Guidelines for an Academic Book Review
An academic book review is not the same as a book report. A strong academic book review does more than merely summarize the book; it takes the extra step of analysis by offering a critical appraisal of the book for its reader.
A good book review is both informative and provocative: At the same time that it offers a summary of main points or conclusions drawn in the book, an effective review assesses the book’s contribution to the field of research—in our case, to the history of American foreign relations.
As you read, ask yourselves the following questions:
• How does the book enhance our historical understanding of U.S. foreign policy?
• How does the book fit into debates (such as they exist) about the justifications for U.S. intervention in the world?
• What new revelations, if any, impact the book’s value? (events in the 21st century, for example, may serve to provide a different perspective on a book about the United States in the 18th or 19th century)
• What questions are left unanswered in spite of—or even because of—the book?
Although there is no “correct” way to structure a review, the following is one possible approach:
1. At the start of the review, identify the author, title, publisher and publication date of the book. You may wish to provide a few biographical details about the author.
2. Summarize the book and relate the author’s main point, or thesis.
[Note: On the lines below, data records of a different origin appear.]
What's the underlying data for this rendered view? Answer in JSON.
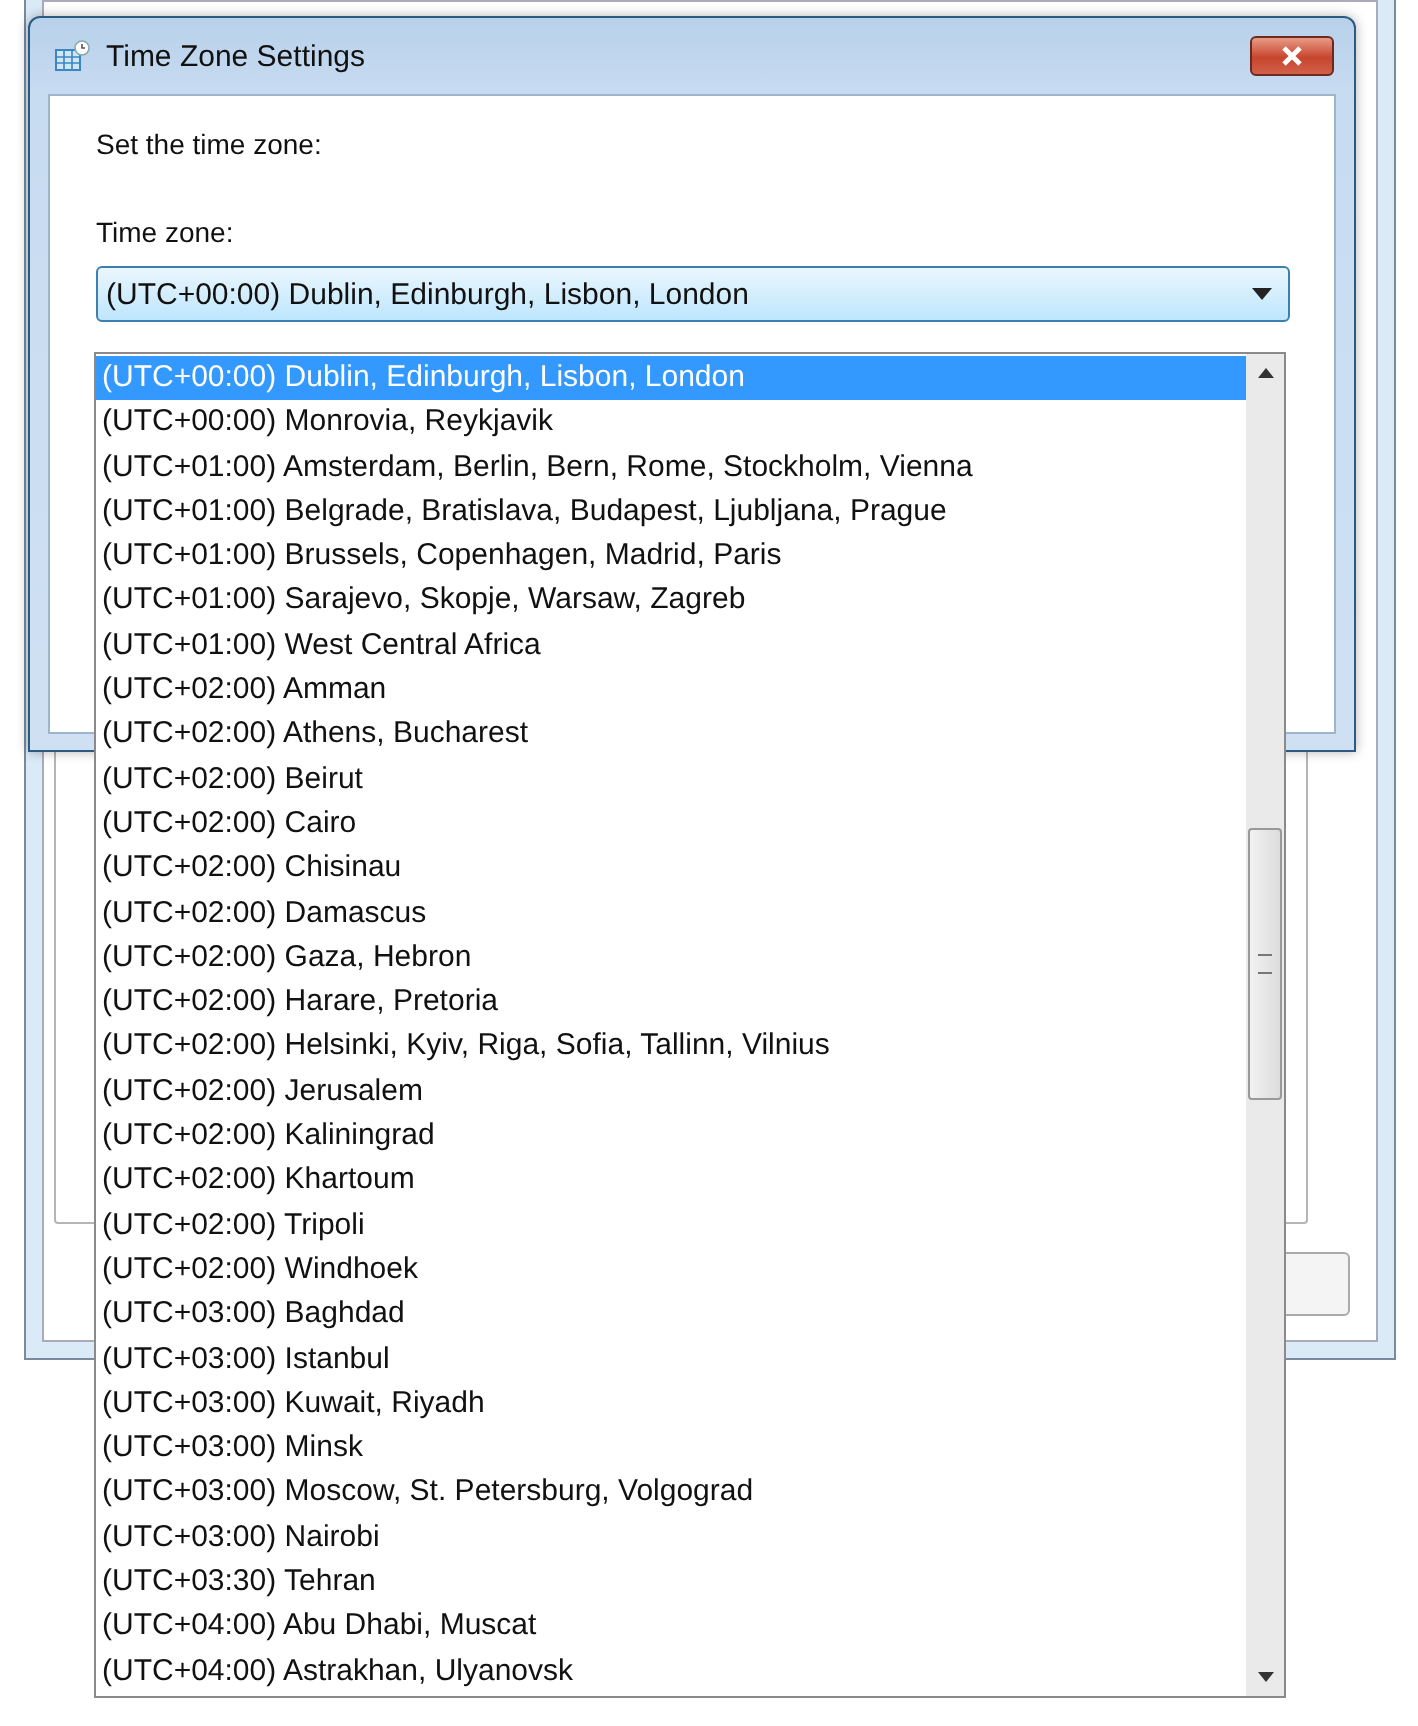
{
  "window": {
    "title": "Time Zone Settings"
  },
  "prompt": "Set the time zone:",
  "time_zone": {
    "label": "Time zone:",
    "value": "(UTC+00:00) Dublin, Edinburgh, Lisbon, London",
    "expanded": true
  },
  "options": [
    {
      "label": "(UTC+00:00) Dublin, Edinburgh, Lisbon, London",
      "selected": true
    },
    {
      "label": "(UTC+00:00) Monrovia, Reykjavik",
      "selected": false
    },
    {
      "label": "(UTC+01:00) Amsterdam, Berlin, Bern, Rome, Stockholm, Vienna",
      "selected": false
    },
    {
      "label": "(UTC+01:00) Belgrade, Bratislava, Budapest, Ljubljana, Prague",
      "selected": false
    },
    {
      "label": "(UTC+01:00) Brussels, Copenhagen, Madrid, Paris",
      "selected": false
    },
    {
      "label": "(UTC+01:00) Sarajevo, Skopje, Warsaw, Zagreb",
      "selected": false
    },
    {
      "label": "(UTC+01:00) West Central Africa",
      "selected": false
    },
    {
      "label": "(UTC+02:00) Amman",
      "selected": false
    },
    {
      "label": "(UTC+02:00) Athens, Bucharest",
      "selected": false
    },
    {
      "label": "(UTC+02:00) Beirut",
      "selected": false
    },
    {
      "label": "(UTC+02:00) Cairo",
      "selected": false
    },
    {
      "label": "(UTC+02:00) Chisinau",
      "selected": false
    },
    {
      "label": "(UTC+02:00) Damascus",
      "selected": false
    },
    {
      "label": "(UTC+02:00) Gaza, Hebron",
      "selected": false
    },
    {
      "label": "(UTC+02:00) Harare, Pretoria",
      "selected": false
    },
    {
      "label": "(UTC+02:00) Helsinki, Kyiv, Riga, Sofia, Tallinn, Vilnius",
      "selected": false
    },
    {
      "label": "(UTC+02:00) Jerusalem",
      "selected": false
    },
    {
      "label": "(UTC+02:00) Kaliningrad",
      "selected": false
    },
    {
      "label": "(UTC+02:00) Khartoum",
      "selected": false
    },
    {
      "label": "(UTC+02:00) Tripoli",
      "selected": false
    },
    {
      "label": "(UTC+02:00) Windhoek",
      "selected": false
    },
    {
      "label": "(UTC+03:00) Baghdad",
      "selected": false
    },
    {
      "label": "(UTC+03:00) Istanbul",
      "selected": false
    },
    {
      "label": "(UTC+03:00) Kuwait, Riyadh",
      "selected": false
    },
    {
      "label": "(UTC+03:00) Minsk",
      "selected": false
    },
    {
      "label": "(UTC+03:00) Moscow, St. Petersburg, Volgograd",
      "selected": false
    },
    {
      "label": "(UTC+03:00) Nairobi",
      "selected": false
    },
    {
      "label": "(UTC+03:30) Tehran",
      "selected": false
    },
    {
      "label": "(UTC+04:00) Abu Dhabi, Muscat",
      "selected": false
    },
    {
      "label": "(UTC+04:00) Astrakhan, Ulyanovsk",
      "selected": false
    }
  ]
}
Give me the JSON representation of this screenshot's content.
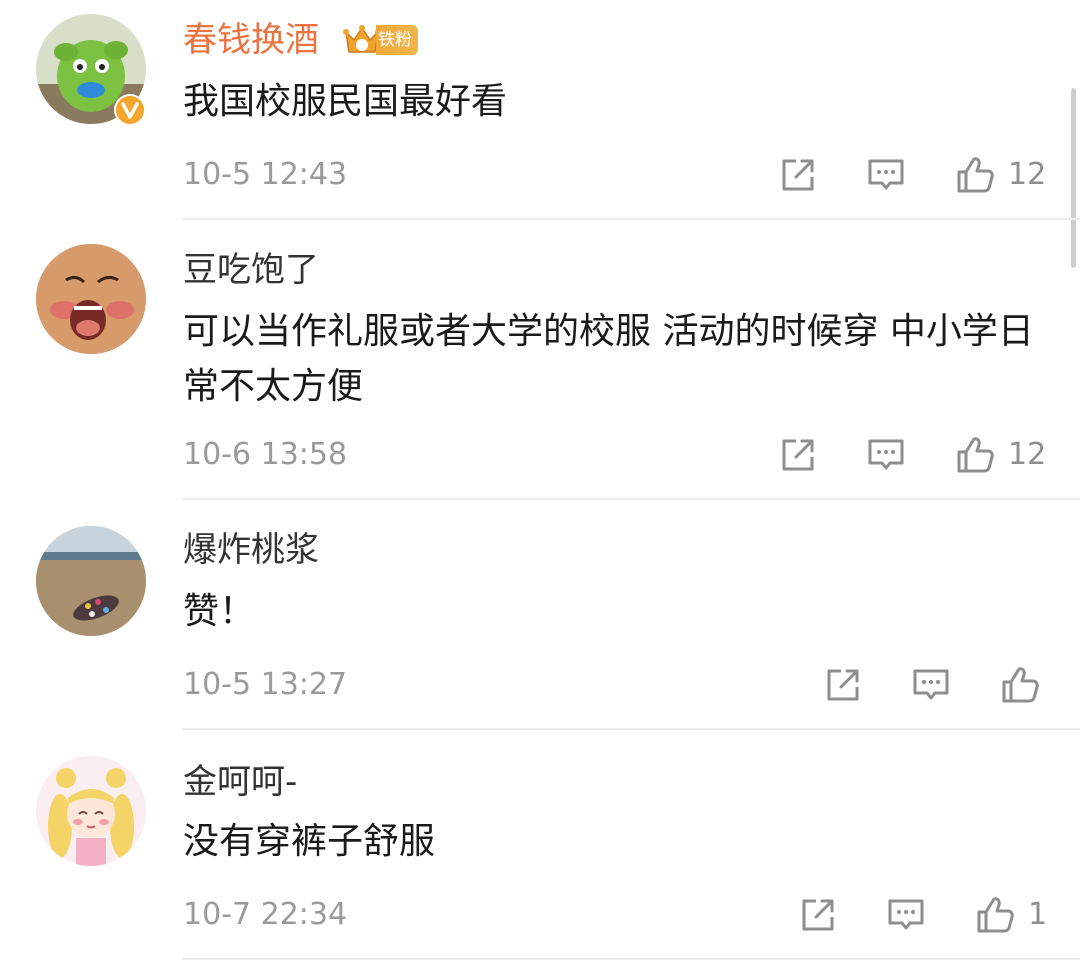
{
  "comments": [
    {
      "username": "春钱换酒",
      "badge": "铁粉",
      "text": "我国校服民国最好看",
      "time": "10-5 12:43",
      "likes": "12"
    },
    {
      "username": "豆吃饱了",
      "text": "可以当作礼服或者大学的校服 活动的时候穿 中小学日常不太方便",
      "time": "10-6 13:58",
      "likes": "12"
    },
    {
      "username": "爆炸桃浆",
      "text": "赞！",
      "time": "10-5 13:27",
      "likes": ""
    },
    {
      "username": "金呵呵-",
      "text": "没有穿裤子舒服",
      "time": "10-7 22:34",
      "likes": "1"
    }
  ],
  "icons": {
    "share": "share-icon",
    "reply": "comment-icon",
    "like": "thumbs-up-icon",
    "verified": "verified-v-icon",
    "crown": "crown-icon"
  },
  "colors": {
    "vip_name": "#eb7340",
    "badge": "#f3a93a",
    "verified": "#f4a62a",
    "meta": "#9a9a9a"
  }
}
3. Describe the author’s viewpoint and purpose for writing; note any aspects of the author’s background or position that are important for understanding the motivations for writing the book, observations made and conclusions drawn.
4. Note the most important evidence the author presents to support the book’s thesis.
5. Evaluate the author’s use of evidence, and describe how the author deals with counter evidence.
6. Is the book’s argument convincing? If so why? If not, why not? Cite examples from the text.